"More than 43 million young people are without health care," said Connecticut Senator Joe Lieberman. "It is the No. 1 concern of the middle class." Most of the candidates agreed, and all talked about their similar plans for providing health care for kids.
Talking About the War
Former Vermont Governor Howard Dean described himself as one of the few candidates who did not support sending troops into Iraq. Senators Lieberman, John Edwards of North Carolina, and John Kerry of Massachusetts all voted in favor of sending in troops.
"We had successfully contained Iraq for 12 years," said Dean. "Saddam Hussein's removal was good, but the way to do it was through the UN."
Lieberman defended his vote in favor of Bush's $87 billion spending plan for Iraq.
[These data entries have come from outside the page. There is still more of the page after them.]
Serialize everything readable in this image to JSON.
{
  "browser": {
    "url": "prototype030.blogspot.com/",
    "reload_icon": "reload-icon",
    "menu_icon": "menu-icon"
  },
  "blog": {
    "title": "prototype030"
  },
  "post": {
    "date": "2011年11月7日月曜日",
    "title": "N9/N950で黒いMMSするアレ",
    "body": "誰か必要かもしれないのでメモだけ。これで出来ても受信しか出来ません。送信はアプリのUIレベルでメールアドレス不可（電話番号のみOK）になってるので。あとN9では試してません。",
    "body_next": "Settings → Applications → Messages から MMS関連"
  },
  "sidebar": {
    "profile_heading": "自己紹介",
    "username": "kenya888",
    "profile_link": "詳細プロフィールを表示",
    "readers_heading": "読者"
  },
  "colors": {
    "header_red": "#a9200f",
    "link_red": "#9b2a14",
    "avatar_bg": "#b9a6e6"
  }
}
He was asked how he will vote on the next request for money from President Bush.
"When it comes to our troops, I'll never say no," Lieberman said. "We owe them our lives and our liberty. That's the kind of Commander in Chief I'll be." He did say that he would be sure that the money was spent correctly.
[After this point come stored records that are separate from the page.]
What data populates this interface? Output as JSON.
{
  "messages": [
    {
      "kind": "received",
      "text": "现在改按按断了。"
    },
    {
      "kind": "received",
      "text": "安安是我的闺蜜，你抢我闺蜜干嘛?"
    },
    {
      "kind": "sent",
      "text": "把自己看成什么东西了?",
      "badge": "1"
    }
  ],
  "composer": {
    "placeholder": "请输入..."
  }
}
General Wesley Clark criticized the Patriot Act, which is due to expire soon.
"We must find a balance between national security and civil liberties," Clark said. He would suspend the parts of the bill that allow the government to search and seize property without giving a reason. "We cannot fight a war on terrorism by giving up the freedoms we are fighting to protect."
Edwards said it was a mistake to give the White House a "blank check" to spend in Iraq.
"The United Nations needs to be in charge of the civil authority in Iraq," he said.
Backstage With the Candidates
After the debate, the candidates and their staffers entered a large room where TV cameras were set up. They gave interviews with reporters while standing under signs showing their names. (This is so reporters know where to find them.)
With so many reporters in the same place all needing quotes, it quickly became chaotic. Cameramen jogged for position and microphones were held at arm's length across shoulders and heads, pointing at the candidates faces. It was hard for our questions to be heard.
Candidate Dennis Kucinich pushed other reporters aside and gave his attention to Scholastic Student Reporters and Kevin Preskenis, 13, who represented a local TV station.
"These reporters are just as important as the TV network reporters," Kucinich said. "They are the future of reporting."